December 19, 1998 (by Lieven Dewitte) - The United States will pay Pakistan $326. 9 million in cash and up to $140 million in other compensation to settle an eight-year dispute over F-16 aircraft that Islamabad paid for but never received.
Pakistan will receive $324. 6 million in cash from the U.S. Treasury and$2. 3 million from the U.S. Department of Defense as part of the deal reached by President Bill Clinton and Pakistani Prime Minister Nawaz Sharif. The other $140 million will include about $60 million in U.S. white wheat that Pakistan will receive during the current U.S. fiscal year, which began on Oct. 1. The remaining $80 million in compensation will be negotiated by the two sides.

The aircraft, bought to bolster Pakistan's defenses against its long-time enemy India, were denied to Pakistan by the U.S. Pressler Amendment, which barred military sales to countries with nuclear programs.
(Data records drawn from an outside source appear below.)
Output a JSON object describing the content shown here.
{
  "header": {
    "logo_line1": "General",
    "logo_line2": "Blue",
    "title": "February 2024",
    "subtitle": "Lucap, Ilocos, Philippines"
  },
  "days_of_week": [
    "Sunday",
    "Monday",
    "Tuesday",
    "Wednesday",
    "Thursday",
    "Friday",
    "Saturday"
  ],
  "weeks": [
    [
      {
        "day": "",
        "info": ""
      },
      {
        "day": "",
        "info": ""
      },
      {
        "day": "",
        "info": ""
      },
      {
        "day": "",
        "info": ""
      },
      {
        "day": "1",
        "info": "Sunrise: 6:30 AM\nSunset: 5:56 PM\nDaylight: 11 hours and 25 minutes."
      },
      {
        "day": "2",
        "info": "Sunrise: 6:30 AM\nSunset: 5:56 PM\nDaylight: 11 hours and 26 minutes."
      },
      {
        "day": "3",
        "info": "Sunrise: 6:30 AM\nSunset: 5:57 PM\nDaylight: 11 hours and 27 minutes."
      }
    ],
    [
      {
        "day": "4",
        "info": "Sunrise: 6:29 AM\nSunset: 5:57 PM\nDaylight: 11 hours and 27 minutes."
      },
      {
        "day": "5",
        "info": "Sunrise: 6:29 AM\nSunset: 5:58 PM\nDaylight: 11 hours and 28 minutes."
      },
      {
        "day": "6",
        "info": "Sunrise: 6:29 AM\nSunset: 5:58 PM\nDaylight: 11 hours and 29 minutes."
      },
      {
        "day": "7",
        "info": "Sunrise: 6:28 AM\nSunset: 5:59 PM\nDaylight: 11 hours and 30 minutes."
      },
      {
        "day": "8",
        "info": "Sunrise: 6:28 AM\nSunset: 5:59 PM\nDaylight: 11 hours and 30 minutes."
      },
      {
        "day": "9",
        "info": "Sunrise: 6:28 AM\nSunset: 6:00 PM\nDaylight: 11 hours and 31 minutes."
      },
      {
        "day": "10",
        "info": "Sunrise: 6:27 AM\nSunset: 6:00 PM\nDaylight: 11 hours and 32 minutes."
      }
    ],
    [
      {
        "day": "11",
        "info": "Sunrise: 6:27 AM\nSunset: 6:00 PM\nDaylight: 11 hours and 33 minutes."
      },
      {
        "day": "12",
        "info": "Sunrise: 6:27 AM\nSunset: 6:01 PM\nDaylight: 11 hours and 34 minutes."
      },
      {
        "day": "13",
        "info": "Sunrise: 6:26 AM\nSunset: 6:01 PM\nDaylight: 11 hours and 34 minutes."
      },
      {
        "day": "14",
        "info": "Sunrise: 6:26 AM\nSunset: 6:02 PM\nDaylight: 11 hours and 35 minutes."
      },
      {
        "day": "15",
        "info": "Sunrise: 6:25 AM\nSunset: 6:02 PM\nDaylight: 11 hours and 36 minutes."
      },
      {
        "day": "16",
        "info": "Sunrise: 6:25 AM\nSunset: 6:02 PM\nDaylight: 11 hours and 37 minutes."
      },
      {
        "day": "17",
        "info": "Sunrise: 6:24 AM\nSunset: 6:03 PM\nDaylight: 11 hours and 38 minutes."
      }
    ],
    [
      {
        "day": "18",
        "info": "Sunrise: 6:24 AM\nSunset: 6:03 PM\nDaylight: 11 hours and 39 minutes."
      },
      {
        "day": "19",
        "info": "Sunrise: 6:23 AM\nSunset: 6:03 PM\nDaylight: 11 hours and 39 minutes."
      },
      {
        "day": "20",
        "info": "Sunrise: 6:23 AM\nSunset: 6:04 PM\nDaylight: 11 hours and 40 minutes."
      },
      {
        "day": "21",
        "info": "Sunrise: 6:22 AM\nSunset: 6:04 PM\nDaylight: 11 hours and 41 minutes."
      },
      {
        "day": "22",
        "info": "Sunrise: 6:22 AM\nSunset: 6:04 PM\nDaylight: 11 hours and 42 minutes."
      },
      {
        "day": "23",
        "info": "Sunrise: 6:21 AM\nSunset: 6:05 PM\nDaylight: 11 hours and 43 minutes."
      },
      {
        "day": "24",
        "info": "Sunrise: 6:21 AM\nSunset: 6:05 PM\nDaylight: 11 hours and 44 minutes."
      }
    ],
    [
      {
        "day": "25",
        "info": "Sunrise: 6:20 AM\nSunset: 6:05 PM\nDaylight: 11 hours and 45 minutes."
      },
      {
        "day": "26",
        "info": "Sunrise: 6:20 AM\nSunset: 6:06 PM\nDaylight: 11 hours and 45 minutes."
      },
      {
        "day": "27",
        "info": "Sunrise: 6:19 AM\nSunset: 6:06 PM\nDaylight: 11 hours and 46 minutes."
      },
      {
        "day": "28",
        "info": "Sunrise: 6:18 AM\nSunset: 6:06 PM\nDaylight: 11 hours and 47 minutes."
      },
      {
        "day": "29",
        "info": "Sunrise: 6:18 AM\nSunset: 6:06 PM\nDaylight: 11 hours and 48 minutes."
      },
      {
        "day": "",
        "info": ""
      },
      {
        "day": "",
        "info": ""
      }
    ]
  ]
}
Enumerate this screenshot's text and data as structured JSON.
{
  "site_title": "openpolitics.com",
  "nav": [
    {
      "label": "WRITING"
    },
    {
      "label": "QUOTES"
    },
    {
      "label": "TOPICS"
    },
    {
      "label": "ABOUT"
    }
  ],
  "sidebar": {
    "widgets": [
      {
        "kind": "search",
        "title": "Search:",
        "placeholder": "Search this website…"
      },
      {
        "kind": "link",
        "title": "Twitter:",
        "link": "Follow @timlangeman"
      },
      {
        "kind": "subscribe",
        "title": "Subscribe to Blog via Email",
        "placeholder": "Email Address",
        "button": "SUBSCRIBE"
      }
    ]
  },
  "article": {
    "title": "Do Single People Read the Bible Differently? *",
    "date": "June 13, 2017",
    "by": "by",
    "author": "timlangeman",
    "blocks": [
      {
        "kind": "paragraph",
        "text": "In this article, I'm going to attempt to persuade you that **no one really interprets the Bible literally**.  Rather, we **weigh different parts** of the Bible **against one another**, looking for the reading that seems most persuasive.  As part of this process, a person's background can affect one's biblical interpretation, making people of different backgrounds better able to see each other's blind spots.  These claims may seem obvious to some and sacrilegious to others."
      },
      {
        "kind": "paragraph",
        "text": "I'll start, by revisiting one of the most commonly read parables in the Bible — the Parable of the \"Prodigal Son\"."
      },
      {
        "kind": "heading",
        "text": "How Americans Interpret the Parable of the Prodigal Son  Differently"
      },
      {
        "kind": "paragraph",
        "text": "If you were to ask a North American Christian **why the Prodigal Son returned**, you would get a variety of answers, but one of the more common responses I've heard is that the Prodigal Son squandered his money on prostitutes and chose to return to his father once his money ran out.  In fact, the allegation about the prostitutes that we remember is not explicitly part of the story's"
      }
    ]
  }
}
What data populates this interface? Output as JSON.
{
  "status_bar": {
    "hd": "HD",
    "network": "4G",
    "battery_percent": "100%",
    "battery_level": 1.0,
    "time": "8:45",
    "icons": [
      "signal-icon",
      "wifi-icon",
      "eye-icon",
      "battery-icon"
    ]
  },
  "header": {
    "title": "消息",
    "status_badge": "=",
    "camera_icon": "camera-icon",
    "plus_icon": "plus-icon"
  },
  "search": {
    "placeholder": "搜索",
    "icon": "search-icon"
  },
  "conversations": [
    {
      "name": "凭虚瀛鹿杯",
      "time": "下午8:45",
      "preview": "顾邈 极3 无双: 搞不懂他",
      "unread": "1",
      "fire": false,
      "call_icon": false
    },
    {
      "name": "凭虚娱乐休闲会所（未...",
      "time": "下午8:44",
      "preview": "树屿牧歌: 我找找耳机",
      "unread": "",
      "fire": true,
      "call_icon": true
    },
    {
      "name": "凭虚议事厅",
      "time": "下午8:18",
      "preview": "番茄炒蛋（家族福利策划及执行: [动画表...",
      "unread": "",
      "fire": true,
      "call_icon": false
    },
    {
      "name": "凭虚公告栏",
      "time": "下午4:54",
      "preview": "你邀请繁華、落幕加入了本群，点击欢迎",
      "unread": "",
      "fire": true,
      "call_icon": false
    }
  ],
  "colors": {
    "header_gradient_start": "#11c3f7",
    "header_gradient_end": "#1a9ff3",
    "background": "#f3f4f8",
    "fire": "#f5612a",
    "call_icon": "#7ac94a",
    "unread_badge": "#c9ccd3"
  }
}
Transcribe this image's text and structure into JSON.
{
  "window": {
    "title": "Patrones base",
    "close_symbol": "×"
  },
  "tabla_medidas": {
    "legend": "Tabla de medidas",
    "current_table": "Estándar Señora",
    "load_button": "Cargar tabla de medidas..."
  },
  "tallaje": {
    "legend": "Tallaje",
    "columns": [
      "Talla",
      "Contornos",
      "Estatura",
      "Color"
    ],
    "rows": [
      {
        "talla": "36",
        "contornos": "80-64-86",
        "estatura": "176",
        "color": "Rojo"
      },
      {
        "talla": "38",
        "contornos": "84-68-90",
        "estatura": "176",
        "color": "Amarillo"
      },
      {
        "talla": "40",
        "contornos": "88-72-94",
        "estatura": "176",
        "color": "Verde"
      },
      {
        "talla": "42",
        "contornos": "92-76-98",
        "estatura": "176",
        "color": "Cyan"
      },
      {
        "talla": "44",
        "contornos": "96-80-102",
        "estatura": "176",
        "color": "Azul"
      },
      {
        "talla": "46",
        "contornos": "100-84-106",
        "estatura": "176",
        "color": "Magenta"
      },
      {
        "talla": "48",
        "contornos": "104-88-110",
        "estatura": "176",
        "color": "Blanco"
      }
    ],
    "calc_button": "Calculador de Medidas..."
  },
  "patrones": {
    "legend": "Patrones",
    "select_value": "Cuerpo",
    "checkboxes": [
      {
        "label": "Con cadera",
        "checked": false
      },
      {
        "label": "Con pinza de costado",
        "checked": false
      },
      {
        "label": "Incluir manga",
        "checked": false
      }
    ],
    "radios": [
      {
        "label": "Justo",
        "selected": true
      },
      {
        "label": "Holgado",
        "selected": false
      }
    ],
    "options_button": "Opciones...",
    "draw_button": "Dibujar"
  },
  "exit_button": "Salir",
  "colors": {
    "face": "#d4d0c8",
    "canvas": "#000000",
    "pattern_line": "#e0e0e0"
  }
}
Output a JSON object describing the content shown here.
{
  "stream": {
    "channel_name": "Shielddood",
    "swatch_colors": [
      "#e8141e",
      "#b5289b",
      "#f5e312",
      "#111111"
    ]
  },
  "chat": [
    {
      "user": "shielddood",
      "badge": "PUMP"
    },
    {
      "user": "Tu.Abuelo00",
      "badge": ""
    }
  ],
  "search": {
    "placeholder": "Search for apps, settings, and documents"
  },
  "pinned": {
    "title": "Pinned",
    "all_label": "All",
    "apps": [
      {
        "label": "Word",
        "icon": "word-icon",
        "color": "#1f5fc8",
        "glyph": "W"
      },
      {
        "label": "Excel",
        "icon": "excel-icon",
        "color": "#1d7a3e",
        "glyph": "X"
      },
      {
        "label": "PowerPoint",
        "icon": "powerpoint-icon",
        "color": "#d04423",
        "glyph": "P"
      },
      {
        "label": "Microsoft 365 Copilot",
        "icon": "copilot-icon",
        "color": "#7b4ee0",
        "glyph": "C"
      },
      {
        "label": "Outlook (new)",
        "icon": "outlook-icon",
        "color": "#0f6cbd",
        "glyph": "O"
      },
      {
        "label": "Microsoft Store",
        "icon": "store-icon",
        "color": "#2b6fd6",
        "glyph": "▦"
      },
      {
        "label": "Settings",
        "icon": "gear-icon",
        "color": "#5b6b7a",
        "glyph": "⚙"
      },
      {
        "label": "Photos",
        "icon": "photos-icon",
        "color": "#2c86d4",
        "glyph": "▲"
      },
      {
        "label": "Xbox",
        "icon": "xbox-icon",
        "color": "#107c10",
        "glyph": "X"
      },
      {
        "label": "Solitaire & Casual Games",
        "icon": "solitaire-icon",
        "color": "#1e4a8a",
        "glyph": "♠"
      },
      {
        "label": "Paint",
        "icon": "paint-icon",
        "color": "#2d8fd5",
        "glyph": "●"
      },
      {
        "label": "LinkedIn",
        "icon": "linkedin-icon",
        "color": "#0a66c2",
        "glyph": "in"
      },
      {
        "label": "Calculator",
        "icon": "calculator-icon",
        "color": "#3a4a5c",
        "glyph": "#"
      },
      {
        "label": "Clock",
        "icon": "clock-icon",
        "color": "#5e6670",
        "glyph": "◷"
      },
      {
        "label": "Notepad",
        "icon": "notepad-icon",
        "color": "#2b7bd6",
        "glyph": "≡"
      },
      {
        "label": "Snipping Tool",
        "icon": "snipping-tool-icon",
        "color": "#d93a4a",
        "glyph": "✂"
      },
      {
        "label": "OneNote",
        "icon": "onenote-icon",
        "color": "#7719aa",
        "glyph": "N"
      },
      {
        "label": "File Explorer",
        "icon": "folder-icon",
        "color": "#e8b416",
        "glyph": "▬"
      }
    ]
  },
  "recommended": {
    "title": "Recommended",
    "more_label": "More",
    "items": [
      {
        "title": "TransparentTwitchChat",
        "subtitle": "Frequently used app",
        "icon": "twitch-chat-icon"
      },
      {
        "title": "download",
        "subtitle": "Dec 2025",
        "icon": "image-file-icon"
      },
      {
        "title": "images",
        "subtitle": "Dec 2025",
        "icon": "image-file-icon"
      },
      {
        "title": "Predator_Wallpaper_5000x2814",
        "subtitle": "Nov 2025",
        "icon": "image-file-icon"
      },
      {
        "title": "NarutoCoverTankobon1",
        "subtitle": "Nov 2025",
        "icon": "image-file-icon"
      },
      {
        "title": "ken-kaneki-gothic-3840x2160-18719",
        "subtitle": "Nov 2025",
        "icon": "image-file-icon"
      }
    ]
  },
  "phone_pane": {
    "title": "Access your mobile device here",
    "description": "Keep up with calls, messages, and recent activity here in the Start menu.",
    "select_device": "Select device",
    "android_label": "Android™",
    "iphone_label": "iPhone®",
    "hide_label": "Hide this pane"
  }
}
The F-16 issue has been a headache for Pakistan, which is grappling to repay millions of dollars on its $32 billion in foreign debt amid a hard currency drought caused by sanctions and the suspension of International Monetary Fund programs.